Provided information below:

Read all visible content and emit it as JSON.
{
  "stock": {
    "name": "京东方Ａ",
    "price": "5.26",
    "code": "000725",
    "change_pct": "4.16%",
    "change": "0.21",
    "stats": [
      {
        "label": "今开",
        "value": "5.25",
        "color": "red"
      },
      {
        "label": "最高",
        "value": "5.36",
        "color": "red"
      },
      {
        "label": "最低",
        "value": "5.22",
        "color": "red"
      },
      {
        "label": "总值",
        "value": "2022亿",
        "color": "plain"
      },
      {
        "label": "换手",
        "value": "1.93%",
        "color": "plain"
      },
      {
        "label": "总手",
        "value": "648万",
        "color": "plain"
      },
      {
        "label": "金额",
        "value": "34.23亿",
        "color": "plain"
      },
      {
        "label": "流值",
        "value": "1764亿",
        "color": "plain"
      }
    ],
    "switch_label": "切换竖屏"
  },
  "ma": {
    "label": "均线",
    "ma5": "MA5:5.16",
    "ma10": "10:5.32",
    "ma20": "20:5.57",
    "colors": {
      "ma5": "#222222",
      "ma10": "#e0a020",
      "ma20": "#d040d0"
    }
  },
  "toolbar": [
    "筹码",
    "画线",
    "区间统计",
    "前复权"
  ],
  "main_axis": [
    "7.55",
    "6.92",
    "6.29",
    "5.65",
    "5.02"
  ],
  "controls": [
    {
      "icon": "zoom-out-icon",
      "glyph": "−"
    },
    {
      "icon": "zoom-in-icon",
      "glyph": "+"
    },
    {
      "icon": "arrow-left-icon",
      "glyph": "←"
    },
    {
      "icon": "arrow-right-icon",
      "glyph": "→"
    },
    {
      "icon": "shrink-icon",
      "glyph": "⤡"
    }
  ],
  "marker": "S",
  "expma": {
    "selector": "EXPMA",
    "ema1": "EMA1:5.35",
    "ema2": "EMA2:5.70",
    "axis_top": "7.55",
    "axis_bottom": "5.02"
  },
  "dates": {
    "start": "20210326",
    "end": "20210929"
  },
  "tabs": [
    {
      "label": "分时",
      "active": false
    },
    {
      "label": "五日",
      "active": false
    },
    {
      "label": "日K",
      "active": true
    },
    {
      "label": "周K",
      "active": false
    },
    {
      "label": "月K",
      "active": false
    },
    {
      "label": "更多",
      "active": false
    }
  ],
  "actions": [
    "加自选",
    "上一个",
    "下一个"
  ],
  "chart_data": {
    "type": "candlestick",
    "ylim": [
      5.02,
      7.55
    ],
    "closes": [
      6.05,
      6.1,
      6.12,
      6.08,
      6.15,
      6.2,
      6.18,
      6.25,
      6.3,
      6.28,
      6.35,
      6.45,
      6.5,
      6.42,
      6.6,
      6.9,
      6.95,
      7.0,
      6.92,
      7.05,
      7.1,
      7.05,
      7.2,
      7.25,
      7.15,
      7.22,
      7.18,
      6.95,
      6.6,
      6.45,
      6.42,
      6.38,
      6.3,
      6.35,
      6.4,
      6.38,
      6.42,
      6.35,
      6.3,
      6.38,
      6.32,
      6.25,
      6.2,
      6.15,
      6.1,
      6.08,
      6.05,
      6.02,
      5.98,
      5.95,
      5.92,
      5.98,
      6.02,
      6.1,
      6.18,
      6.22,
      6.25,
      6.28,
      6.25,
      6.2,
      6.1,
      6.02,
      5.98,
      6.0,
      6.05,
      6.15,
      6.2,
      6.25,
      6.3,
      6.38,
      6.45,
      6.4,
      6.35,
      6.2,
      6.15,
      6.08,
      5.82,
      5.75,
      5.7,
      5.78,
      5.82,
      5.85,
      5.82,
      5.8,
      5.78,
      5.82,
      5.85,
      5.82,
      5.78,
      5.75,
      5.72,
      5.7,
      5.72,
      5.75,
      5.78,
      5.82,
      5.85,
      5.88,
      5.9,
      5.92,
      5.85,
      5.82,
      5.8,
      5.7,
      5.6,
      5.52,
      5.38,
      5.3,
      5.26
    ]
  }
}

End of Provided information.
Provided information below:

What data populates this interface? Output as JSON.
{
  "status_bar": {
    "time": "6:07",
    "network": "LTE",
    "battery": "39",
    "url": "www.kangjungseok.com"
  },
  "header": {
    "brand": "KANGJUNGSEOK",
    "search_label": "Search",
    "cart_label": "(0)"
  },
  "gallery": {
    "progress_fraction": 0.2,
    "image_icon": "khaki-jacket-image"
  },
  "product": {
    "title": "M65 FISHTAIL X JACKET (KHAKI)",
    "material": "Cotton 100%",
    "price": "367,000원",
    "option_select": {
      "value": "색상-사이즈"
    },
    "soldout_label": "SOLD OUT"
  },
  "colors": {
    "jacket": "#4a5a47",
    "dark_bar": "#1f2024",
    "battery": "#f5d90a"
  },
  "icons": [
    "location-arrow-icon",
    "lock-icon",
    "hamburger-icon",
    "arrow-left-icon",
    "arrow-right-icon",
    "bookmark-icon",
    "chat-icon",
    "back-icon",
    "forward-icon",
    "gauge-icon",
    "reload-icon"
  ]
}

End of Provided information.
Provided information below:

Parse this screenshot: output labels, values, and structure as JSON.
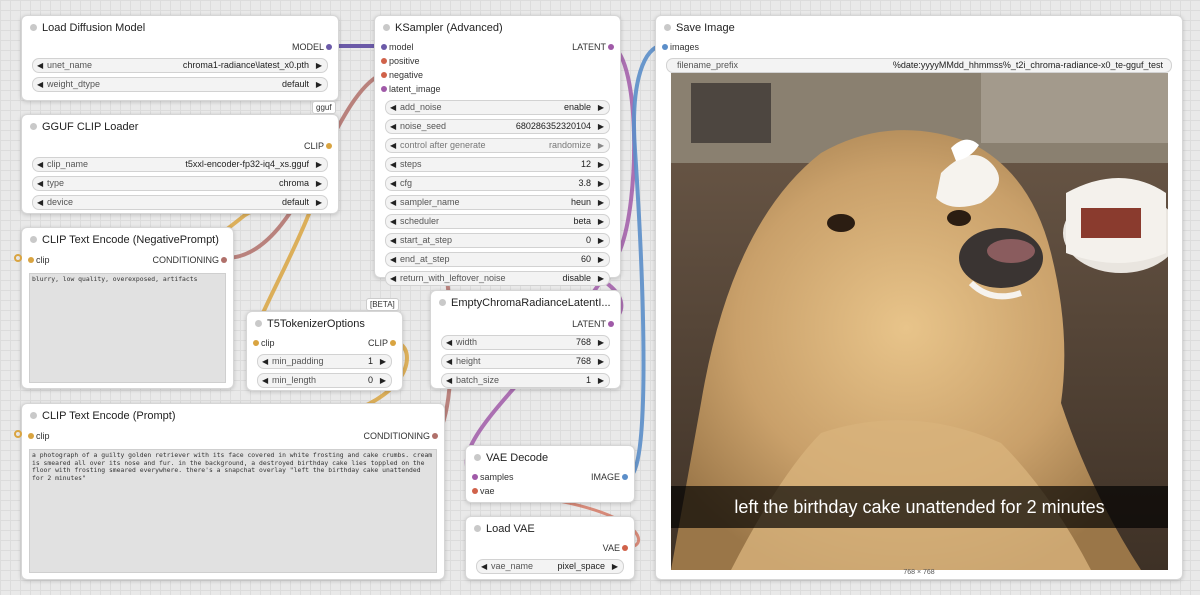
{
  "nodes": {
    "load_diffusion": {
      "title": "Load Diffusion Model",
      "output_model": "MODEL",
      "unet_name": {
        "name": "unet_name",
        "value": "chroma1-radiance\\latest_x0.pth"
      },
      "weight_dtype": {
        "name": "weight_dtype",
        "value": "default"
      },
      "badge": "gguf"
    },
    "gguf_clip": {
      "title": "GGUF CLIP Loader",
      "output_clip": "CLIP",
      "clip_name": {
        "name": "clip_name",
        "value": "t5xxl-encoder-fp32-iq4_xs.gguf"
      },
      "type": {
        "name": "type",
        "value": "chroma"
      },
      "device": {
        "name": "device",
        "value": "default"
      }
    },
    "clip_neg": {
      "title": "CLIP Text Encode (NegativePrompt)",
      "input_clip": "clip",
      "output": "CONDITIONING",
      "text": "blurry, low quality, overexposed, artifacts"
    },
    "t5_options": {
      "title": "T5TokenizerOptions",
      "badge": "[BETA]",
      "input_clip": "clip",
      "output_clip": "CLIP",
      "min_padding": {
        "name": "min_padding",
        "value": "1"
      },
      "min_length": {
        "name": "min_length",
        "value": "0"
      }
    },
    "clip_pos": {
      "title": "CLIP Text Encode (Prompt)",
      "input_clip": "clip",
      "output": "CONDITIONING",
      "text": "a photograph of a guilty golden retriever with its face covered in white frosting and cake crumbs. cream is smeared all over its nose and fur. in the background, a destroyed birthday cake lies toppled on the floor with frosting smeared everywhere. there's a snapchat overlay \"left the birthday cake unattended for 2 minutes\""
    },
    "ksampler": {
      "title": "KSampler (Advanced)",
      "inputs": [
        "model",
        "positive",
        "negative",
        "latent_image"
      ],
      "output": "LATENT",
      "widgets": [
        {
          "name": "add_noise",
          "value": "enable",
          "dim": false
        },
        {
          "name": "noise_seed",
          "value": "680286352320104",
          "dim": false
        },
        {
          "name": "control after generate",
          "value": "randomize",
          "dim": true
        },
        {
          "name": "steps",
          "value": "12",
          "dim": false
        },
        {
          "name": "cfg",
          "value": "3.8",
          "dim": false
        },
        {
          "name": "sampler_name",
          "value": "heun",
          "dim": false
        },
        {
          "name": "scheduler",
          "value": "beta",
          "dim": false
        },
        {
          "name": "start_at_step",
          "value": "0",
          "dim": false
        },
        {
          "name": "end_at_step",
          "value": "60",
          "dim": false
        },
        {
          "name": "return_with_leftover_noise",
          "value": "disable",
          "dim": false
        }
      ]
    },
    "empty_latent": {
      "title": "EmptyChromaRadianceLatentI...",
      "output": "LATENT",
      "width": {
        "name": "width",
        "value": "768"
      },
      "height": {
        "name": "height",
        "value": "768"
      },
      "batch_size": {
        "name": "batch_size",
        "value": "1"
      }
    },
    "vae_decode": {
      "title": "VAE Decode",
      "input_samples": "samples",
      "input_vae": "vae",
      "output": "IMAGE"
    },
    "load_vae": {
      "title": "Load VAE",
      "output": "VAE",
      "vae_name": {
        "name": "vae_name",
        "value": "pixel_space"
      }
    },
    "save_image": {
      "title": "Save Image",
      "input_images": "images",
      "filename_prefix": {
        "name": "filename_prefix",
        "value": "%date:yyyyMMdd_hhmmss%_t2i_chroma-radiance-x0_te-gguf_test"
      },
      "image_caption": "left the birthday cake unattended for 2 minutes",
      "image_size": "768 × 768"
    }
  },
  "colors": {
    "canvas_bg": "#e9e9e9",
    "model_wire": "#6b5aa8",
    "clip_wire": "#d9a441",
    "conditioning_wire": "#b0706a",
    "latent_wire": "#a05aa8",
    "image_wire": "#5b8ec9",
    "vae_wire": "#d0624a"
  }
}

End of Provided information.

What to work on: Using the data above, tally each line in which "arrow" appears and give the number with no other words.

Answer for this exercise: 5